In today’s passage, Joseph assures his brothers it wasn’t actually them who sent him to Egypt—it was God! Did Joseph always feel this way? Probably not. I’m sure there were moments at Potiphar’s house, after having been accused of sexual assault and wrongfully imprisoned, where he thought: What am I doing here? Why is this happening to me? This isn’t where I thought I’d end up!
Like David, who throughout the Psalms expressed raw, painful emotions and life struggles, Joseph probably felt the same during those 17 years. And yet, regardless of his emotions, he continued living faithfully.
Although Joseph may not have always seen the big picture of what God was doing and why God had allowed everything that happened to him until his brothers showed up in Egypt, it didn’t impact how he lived. This should serve as an example to us. We won’t always know in the midst of the work what God is doing and how He’s working, and we don’t have to in order to trust Him, rest in His promises, and live faithfully.
We can remember all He’s done in the past—how He’s never forsaken us and has always been faithful. This allows us to have confident hope about today and tomorrow. Joseph remembered the stories of Abraham, Isaac, and Jacob. We have the Bible and we’re surrounded by what the author of Hebrews calls “a great cloud of witnesses”—the testimonies and God stories of believers throughout history and around us right now—which allows us to “run with perseverance the race marked out for us, fixing our eyes on Jesus, the pioneer and perfecter of faith” (Hebrews 12:1–2 NIV). We can trust it’s God who has brought us to where we are for His good purposes. And we can, in everything, be secure in the hope we have in God and by the power of His Spirit, “live self-controlled, upright and godly lives in this present age, while we wait for the blessed hope” (Titus 2:12–13 NIV).
For Joseph, that hope was fulfilled in the restoration of his family and the work God did through him.
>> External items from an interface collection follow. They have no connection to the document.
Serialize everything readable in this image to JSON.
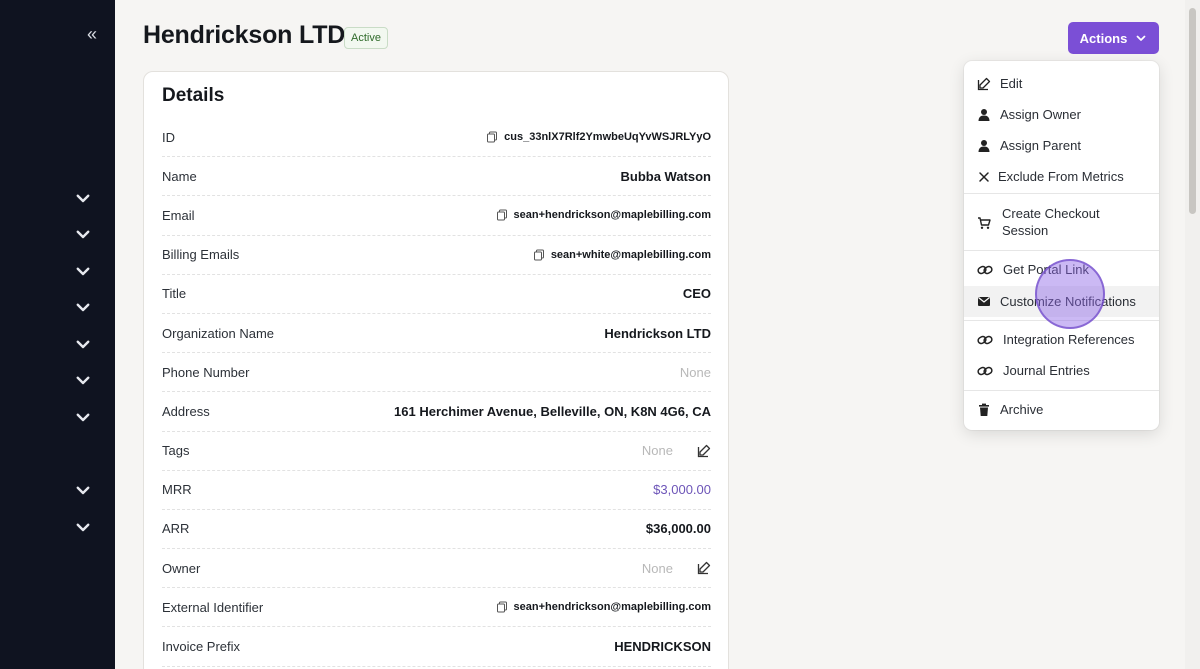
{
  "sidebar": {
    "collapse_icon": "double-chevron-left-icon",
    "chevron_icon": "chevron-down-icon"
  },
  "header": {
    "title": "Hendrickson LTD",
    "status": "Active",
    "actions_label": "Actions"
  },
  "details": {
    "title": "Details",
    "rows": [
      {
        "label": "ID",
        "value": "cus_33nlX7Rlf2YmwbeUqYvWSJRLYyO"
      },
      {
        "label": "Name",
        "value": "Bubba Watson"
      },
      {
        "label": "Email",
        "value": "sean+hendrickson@maplebilling.com"
      },
      {
        "label": "Billing Emails",
        "value": "sean+white@maplebilling.com"
      },
      {
        "label": "Title",
        "value": "CEO"
      },
      {
        "label": "Organization Name",
        "value": "Hendrickson LTD"
      },
      {
        "label": "Phone Number",
        "value": "None"
      },
      {
        "label": "Address",
        "value": "161 Herchimer Avenue, Belleville, ON, K8N 4G6, CA"
      },
      {
        "label": "Tags",
        "value": "None"
      },
      {
        "label": "MRR",
        "value": "$3,000.00"
      },
      {
        "label": "ARR",
        "value": "$36,000.00"
      },
      {
        "label": "Owner",
        "value": "None"
      },
      {
        "label": "External Identifier",
        "value": "sean+hendrickson@maplebilling.com"
      },
      {
        "label": "Invoice Prefix",
        "value": "HENDRICKSON"
      }
    ]
  },
  "menu": {
    "items": [
      {
        "label": "Edit",
        "icon": "edit-icon"
      },
      {
        "label": "Assign Owner",
        "icon": "user-icon"
      },
      {
        "label": "Assign Parent",
        "icon": "user-icon"
      },
      {
        "label": "Exclude From Metrics",
        "icon": "x-icon"
      },
      {
        "label": "Create Checkout Session",
        "icon": "cart-icon"
      },
      {
        "label": "Get Portal Link",
        "icon": "link-icon"
      },
      {
        "label": "Customize Notifications",
        "icon": "envelope-icon"
      },
      {
        "label": "Integration References",
        "icon": "link-icon"
      },
      {
        "label": "Journal Entries",
        "icon": "link-icon"
      },
      {
        "label": "Archive",
        "icon": "trash-icon"
      }
    ]
  },
  "colors": {
    "accent": "#7b4fd6",
    "sidebar_bg": "#0f1320",
    "status_green": "#2f6b2a",
    "link": "#6d55b8"
  }
}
For you, it may be different. It may not seem to be on the scale of what was done through Joseph, but that doesn’t make it any less miraculous or amazing!
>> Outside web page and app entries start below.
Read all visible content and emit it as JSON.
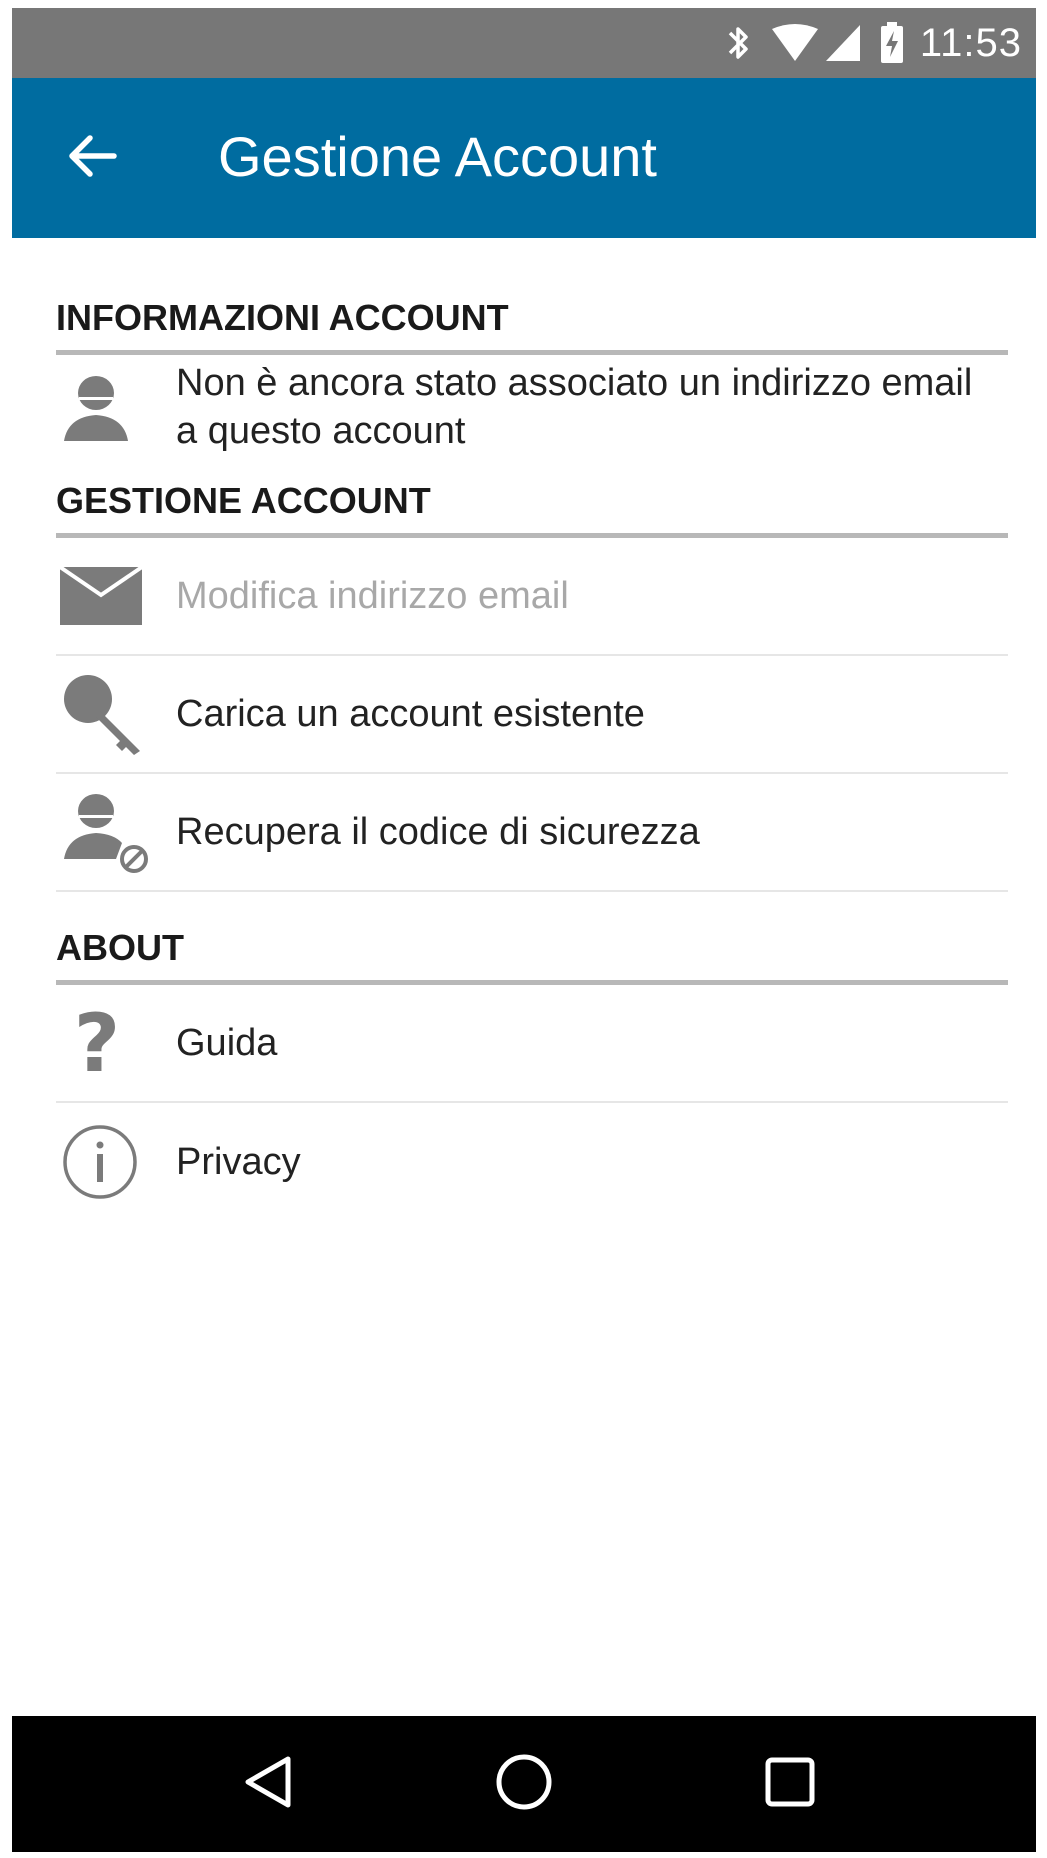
{
  "status_bar": {
    "time": "11:53",
    "icons": [
      "bluetooth-icon",
      "wifi-icon",
      "cell-signal-icon",
      "battery-charging-icon"
    ]
  },
  "app_bar": {
    "title": "Gestione Account",
    "back_icon": "arrow-back-icon",
    "color": "#006ca0"
  },
  "sections": {
    "account_info": {
      "header": "INFORMAZIONI ACCOUNT",
      "items": [
        {
          "icon": "user-icon",
          "label": "Non è ancora stato associato un indirizzo email a questo account"
        }
      ]
    },
    "account_management": {
      "header": "GESTIONE ACCOUNT",
      "items": [
        {
          "icon": "mail-icon",
          "label": "Modifica indirizzo email",
          "disabled": true
        },
        {
          "icon": "key-icon",
          "label": "Carica un account esistente"
        },
        {
          "icon": "user-blocked-icon",
          "label": "Recupera il codice di sicurezza"
        }
      ]
    },
    "about": {
      "header": "ABOUT",
      "items": [
        {
          "icon": "help-icon",
          "label": "Guida"
        },
        {
          "icon": "info-icon",
          "label": "Privacy"
        }
      ]
    }
  },
  "nav_bar": {
    "buttons": [
      "back-triangle-icon",
      "home-circle-icon",
      "recents-square-icon"
    ]
  }
}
So, friends, remember today that even when we don’t see the whole picture, even when we’re in the proverbial Potiphar’s house or prison, or even if we were the Israelites enslaved in Goshen 400 years after Joseph saved them and brought them there, He is moving us ever closer each second “toward the goal to win the prize for which God has called [us] heavenward in Christ Jesus” (Philippians 3:14 NIV).
DIG: How can we exemplify the posture and heart of Joseph in our lives every day?
DISCOVER: In what ways has God opened your eyes to the bigger picture of His great work in and through your life? How has this helped you live faithfully?
DO: Write down some key verses about the faithfulness of God and write out some of the key moments in your own walk where the Lord has shown His faithfulness and keep them with you—whether in the notes app on your phone or on a paper you can fit in your wallet or bag.